Life is always wildly unpredictable. This is always good and bad.
The worst of times, like the best, are always passing away.
One day into the second half of this year, 2016 seems intent on proving itself more wildly unpredictable than any year in (my) living memory.
Bookended by Bowie and Brexit, the first half of this year often seemed a black-ice skid through the shockingly unexpected. Single words like “Orlando” and “Prince” now conjure sad assocations that wouldn’t have seemed possible six months ago.
After a run like this, it’s understandable if you feel just a little heavy of heart. Bewilderment, exhaustion, anxiety and sadness seem to be felt by a lot of people I’ve spoken to recently.
If you feel heavy of heart, it’s important to acknowledge it, to understand it, and to work if you can to resolve it, to get it out of your system.
Night of a Thousand Stevies
I thank my stars that I’ve been able to take this past week to rest, recuperate and recharge. I thank my stars all the more that I’ve been able to spend some of my week off reading Moby’s beautiful memoir, Porcelain.
is an extraordinary book, describing an extraordinary, wildly unpredictable life. A physically slight, balding-then-bald, relentlessly self-deprecating vegan Christian revelling in the squalour and violence of 1980s New York. An introverted, sober soul, fuelled mainly by oatmeal and organic carrot juice, creating spiritually uplifting rave music for the drug-addled masses. Until he falls decisively off the wagon, relapsing into the alcoholism of his teenage years, consorting with strippers and having sex on the dancefloor at a Stevie Nicks-themed drag night called Night of aThousand Stevies.*
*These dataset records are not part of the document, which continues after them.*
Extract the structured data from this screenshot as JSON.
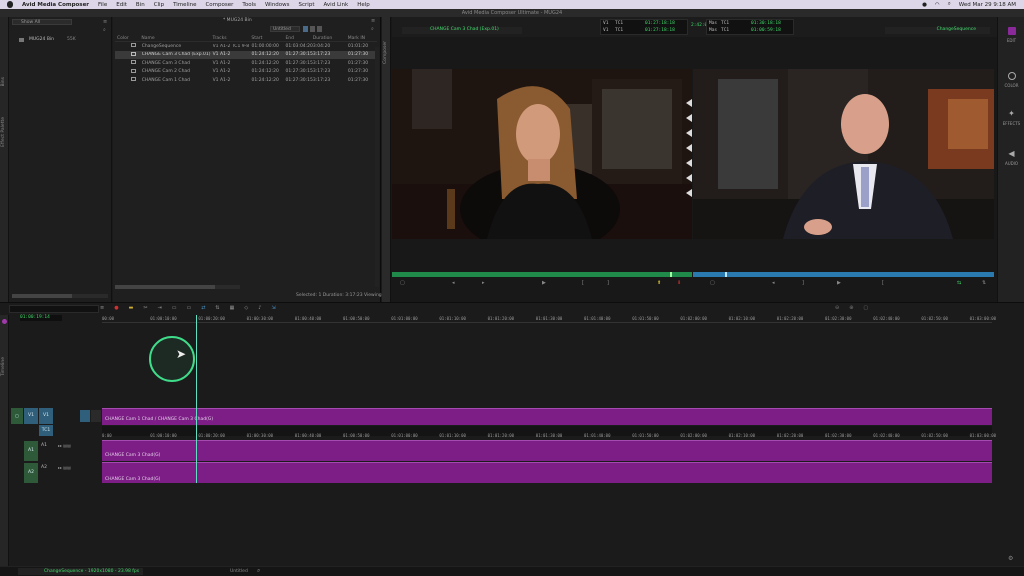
{
  "menubar": {
    "app": "Avid Media Composer",
    "items": [
      "File",
      "Edit",
      "Bin",
      "Clip",
      "Timeline",
      "Composer",
      "Tools",
      "Windows",
      "Script",
      "Avid Link",
      "Help"
    ],
    "clock": "Wed Mar 29  9:18 AM"
  },
  "window_title": "Avid Media Composer Ultimate - MUG24",
  "project": {
    "show_all": "Show All",
    "bin_name": "MUG24 Bin",
    "bin_size": "55K",
    "dock_labels": [
      "Bins",
      "Effect Palette"
    ]
  },
  "bin": {
    "title": "* MUG24 Bin",
    "view": "Untitled",
    "headers": [
      "Color",
      "Name",
      "Tracks",
      "Start",
      "End",
      "Duration",
      "Mark IN"
    ],
    "rows": [
      {
        "name": "ChangeSequence",
        "tracks": "V1 A1-2 TC1 9-8 7C1",
        "start": "01:00:00:00",
        "end": "01:03:04:20",
        "duration": "3:04:20",
        "mark": "01:01:20"
      },
      {
        "name": "CHANGE Cam 3 Chad (Exp.01)",
        "tracks": "V1 A1-2",
        "start": "01:24:12:20",
        "end": "01:27:30:15",
        "duration": "3:17:23",
        "mark": "01:27:30"
      },
      {
        "name": "CHANGE Cam 3 Chad",
        "tracks": "V1 A1-2",
        "start": "01:24:12:20",
        "end": "01:27:30:15",
        "duration": "3:17:23",
        "mark": "01:27:30"
      },
      {
        "name": "CHANGE Cam 2 Chad",
        "tracks": "V1 A1-2",
        "start": "01:24:12:20",
        "end": "01:27:30:15",
        "duration": "3:17:23",
        "mark": "01:27:30"
      },
      {
        "name": "CHANGE Cam 1 Chad",
        "tracks": "V1 A1-2",
        "start": "01:24:12:20",
        "end": "01:27:30:15",
        "duration": "3:17:23",
        "mark": "01:27:30"
      }
    ],
    "status": "Selected: 1  Duration: 3:17:23   Viewing: 5/5"
  },
  "composer": {
    "tab_label": "Composer",
    "source_clip": "CHANGE Cam 3 Chad (Exp.01)",
    "record_clip": "ChangeSequence",
    "tc_rows": [
      {
        "label": "V1",
        "track": "TC1",
        "value": "01:27:18:18"
      },
      {
        "label": "V1",
        "track": "TC1",
        "value": "01:27:18:18"
      }
    ],
    "center_duration": "2:42:08",
    "right_tc_rows": [
      {
        "label": "Mas",
        "track": "TC1",
        "value": "01:30:18:18"
      },
      {
        "label": "Mas",
        "track": "TC1",
        "value": "01:00:59:18"
      }
    ]
  },
  "tools": [
    {
      "icon": "edit-icon",
      "label": "EDIT"
    },
    {
      "icon": "color-icon",
      "label": "COLOR"
    },
    {
      "icon": "effects-icon",
      "label": "EFFECTS"
    },
    {
      "icon": "audio-icon",
      "label": "AUDIO"
    }
  ],
  "timeline": {
    "tab_label": "Timeline",
    "timecode": "01:00:19:14",
    "ruler_top": [
      "00:00",
      "01:00:10:00",
      "01:00:20:00",
      "01:00:30:00",
      "01:00:40:00",
      "01:00:50:00",
      "01:01:00:00",
      "01:01:10:00",
      "01:01:20:00",
      "01:01:30:00",
      "01:01:40:00",
      "01:01:50:00",
      "01:02:00:00",
      "01:02:10:00",
      "01:02:20:00",
      "01:02:30:00",
      "01:02:40:00",
      "01:02:50:00",
      "01:03:00:00"
    ],
    "ruler_mid": [
      "0:00",
      "01:00:10:00",
      "01:00:20:00",
      "01:00:30:00",
      "01:00:40:00",
      "01:00:50:00",
      "01:01:00:00",
      "01:01:10:00",
      "01:01:20:00",
      "01:01:30:00",
      "01:01:40:00",
      "01:01:50:00",
      "01:02:00:00",
      "01:02:10:00",
      "01:02:20:00",
      "01:02:30:00",
      "01:02:40:00",
      "01:02:50:00",
      "01:03:00:00"
    ],
    "tracks": [
      {
        "name": "V1",
        "label": "V1",
        "clip": "CHANGE Cam 1 Chad / CHANGE Cam 3 Chad(G)"
      },
      {
        "name": "TC1",
        "label": "TC1",
        "clip": ""
      },
      {
        "name": "A1",
        "label": "A1",
        "clip": "CHANGE Cam 3 Chad(G)"
      },
      {
        "name": "A2",
        "label": "A2",
        "clip": "CHANGE Cam 3 Chad(G)"
      }
    ],
    "status_left": "ChangeSequence - 1920x1080 - 23.98 fps",
    "status_mid": "Untitled"
  },
  "colors": {
    "clip": "#7c1e86",
    "timecode_green": "#3fdc6b",
    "track_blue": "#2f5f7a",
    "accent_purple": "#8a2a9a"
  }
}
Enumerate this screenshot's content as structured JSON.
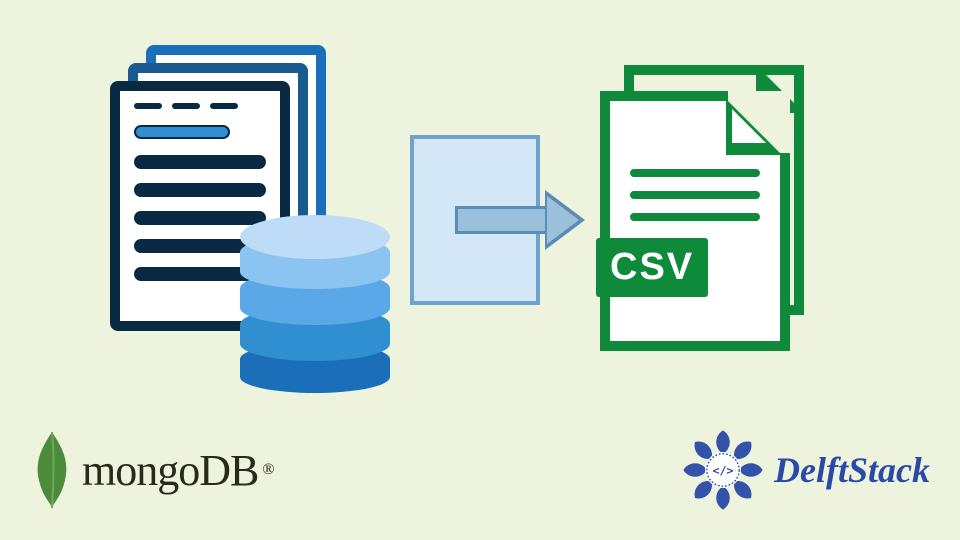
{
  "diagram": {
    "source": {
      "type": "document-database",
      "layers": 3,
      "db_bands": 4
    },
    "action": "export",
    "target": {
      "type": "csv-file",
      "badge_label": "CSV"
    }
  },
  "logos": {
    "mongodb": {
      "text": "mongoDB",
      "registered": "®"
    },
    "delftstack": {
      "text": "DelftStack"
    }
  },
  "colors": {
    "bg": "#edf3dc",
    "doc_dark": "#0a2a43",
    "doc_blue": "#1b6fb8",
    "db_shades": [
      "#bedcf7",
      "#8cc4f1",
      "#5aa8e8",
      "#2f8fd1",
      "#1b6fb8"
    ],
    "arrow_fill": "#9bc0dc",
    "arrow_border": "#5a8db5",
    "csv_green": "#0e8a3a",
    "mongo_leaf": "#4b8b3b",
    "delft_blue": "#2a4aa8"
  }
}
But the sensationalist stories are not really what Porcelain is all about. It is beautifully written, remarkably funny and profoundly human. Much of the book is a loving ode to time and place, to feeling most at home in seemingly hostile environments, which are recalled with photographic clarity. Take this description of the so-called “backstage” facilities at an early 1990s UK rave club:
“There were two folding chairs, and a small fridge with a half-full jar of mayonnaise and some beer. It was cold; every backstage area in England was, without exception, cold. A venue might be hot and steamy and filled with sweaty ravers, but backstage in English venues would always feel like a filthy mortuary where you could see your breath.”
Ecstatic sadness and beauty
Moby also shares vivid moment-by-moment accounts of the creative process that went into some of his best-known compositions: Go (he makes no bones about the blatant, ingenious Twin Peaks soundtrack steal here); God Moving Over The Face Of The Waters; and Why Does My Heart Feel So Bad?
I’d quite forgotten about the ecstatic sadness and beauty of the last of that trio of songs. The book brought back vivid memories of gazing at the stars on a clear night many years ago, listening to
Why Does My Heart Feel So Bad? on a tape of superb music compiled by my friend Carrie from Pennsylvania. Why Does My Heart Feel So Bad? could almost be an anthem for so many people’s emotional reaction to the brutality of the first half of 2016.
The heart doesn’t always feel this way. What seems to be the end never is.
charts a wildly unpredictable decade that ends on a very downbeat note. It concludes in 1999 with Moby all at sea, his mother having died of cancer and his musical career seemingly over. His US record label drops him after his Animal Rights album (which saw him lurch from the spiritually uplifting rave music that made his name into thrashing, basic punk music about, well, animal rights) fails to ignite the charts. He fears for the fate of his about-to-drop new album Play:
“A dozen people might listen to this, my last album, and then I’d have to move to a condo by the freeway in Connecticut.”
The reader that knows anything at all about Moby will know that Play was the pivotal moment in his career, a multimillion seller that was everywhere (to the extent that the reader that thinks they know nothing about Moby will have heard many of the songs from Play hundreds of times).
This, too, was a wildly unpredictable development.
The first half of 2016 was wildly unpredictable. So will be the next six months. And so will be the rest of your life thereafter.
Time for one of my wee competitions.** I will close with one of my favourite quotations on the wildly unpredictable nature of life. Without resorting to the search engine of your choice, can you tell me where I happened upon these words?
“It’s my belief that history is a wheel. ‘Inconstancy is my very essence,’ says the wheel. ‘Rise up on my spokes if you like but don’t complain when you’re cast back down into the depths. Good times pass away, but then so do the bad. Mutability is our tragedy, but it’s also our hope. The worst of times, like the best, are always passing away.’”
* My interest in this book was piqued by a Guardian interview in which Moby says he can recognise people who’ve read the book:
“They have a look. It’s odd being on the receiving end of
that look. It’s a look of knowing, but it’s also a look of concern.
Like, ‘Is everything OK?’”
** As ever with my competitions I am afraid that it does not offer owt in the way of what one might call “a prize.”